If these arguments sound familiar, they should: They’re essentially the same theories that have been used in the music/video fileswapping debate. Just as the baby Shiloh photos are framed as publicity incentives to drive sales of the “real thing”, songs and movies distributed through BitTorrent and the like are supposed to beneficially spur sales of legit content.

I didn’t buy that flimsy justification when it came to music, and I don’t particularly buy it in this case either. Granted, gossip hogs who prefer traditional print over online, and vice versa, don’t overlap an awful lot. And even if the leaks hadn’t occurred, there’d have been plenty of post-newsstand dissemination of the photos on blogs far and wide (as is happening now). But the instant gratification that the early unveilings gave undoubtedly will have a good percentage of consumers saving their dollars, since they got an early peek. People will still sell a gajillion copies, but who knows how many it would have been without the broken exclusivity?

I’m thinking future purchase prices for this sort of thing will be severely discounted.

by Costa Tsiokos, Mon 06/12/2021 10:45:50 PM
Category: Bloggin', Publishing | Permalink | Feedback


One more reason to never trust anyone over 30: An ultra-high frequency sound that’s often imperceptible to adults, but fully audible to kids, is being utilized by teens as a ringtone to alert them to text messages while they’re in no-phones-allowed classes.

It was marketed as an ultrasonic teenager repellent [called the Mosquito], an ear-splitting 17-kilohertz buzzer designed to help shopkeepers disperse young people loitering in front of their stores while leaving adults unaffected.
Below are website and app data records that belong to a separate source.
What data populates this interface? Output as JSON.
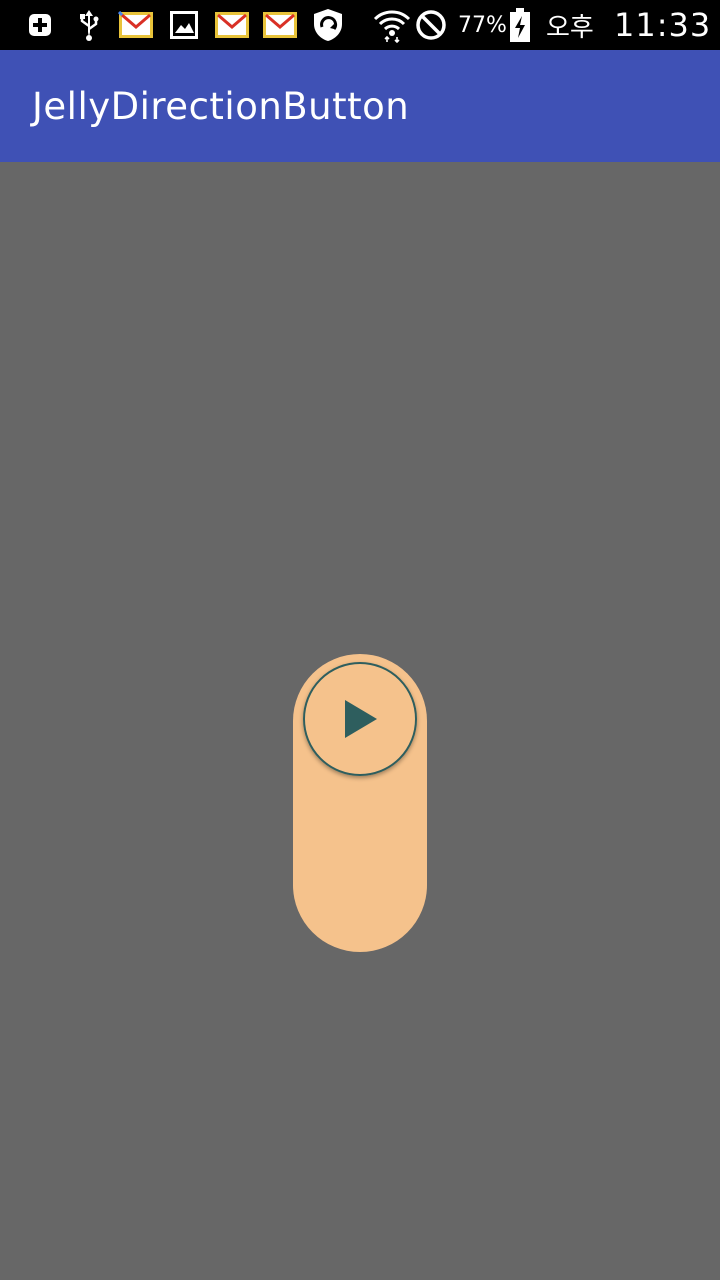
{
  "status_bar": {
    "battery_text": "77%",
    "ampm": "오후",
    "time": "11:33",
    "icons": [
      "add-box-icon",
      "usb-icon",
      "gmail-icon",
      "gallery-icon",
      "gmail-icon",
      "gmail-icon",
      "vpn-shield-icon",
      "wifi-icon",
      "do-not-disturb-icon",
      "battery-charging-icon"
    ]
  },
  "app_bar": {
    "title": "JellyDirectionButton",
    "color": "#3F51B5"
  },
  "jelly_button": {
    "track_color": "#F5C28C",
    "icon": "play-icon",
    "icon_color": "#2E5E5E",
    "background_color": "#676767"
  }
}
The principle behind it is a biological reality that hearing experts refer to as presbycusis, or aging ear. While [28-year-old high-school teacher] Miss Musorofiti is not likely to have it, most adults over 40 or 50 seem to have some symptoms, scientists say.

While most human communication takes place in a frequency range between 200 and 8,000 hertz (a hertz being the scientific unit of frequency equal to one cycle per second), most adults’ ability to hear frequencies higher than that begins to deteriorate in early middle age.

Yes, the generation gap extends to sensory perception.

I kinda wonder why these sneaky kids don’t just set their phones to vibrate-only for their surreptitious texting. Keep it in your pocket so you can sense it. Some phones’ vibrations actually buzz noticably loudly, though, so maybe that would tip off the teacher more easily.

Anyway, here’s the offending ringtone. I can hear it, clear as day. Not bad for a geezer who’s only days away from his 35th birthday.

by Costa Tsiokos, Mon 06/12/2021 10:02:03 PM
Category: Tech, Science | Permalink | Feedback (16)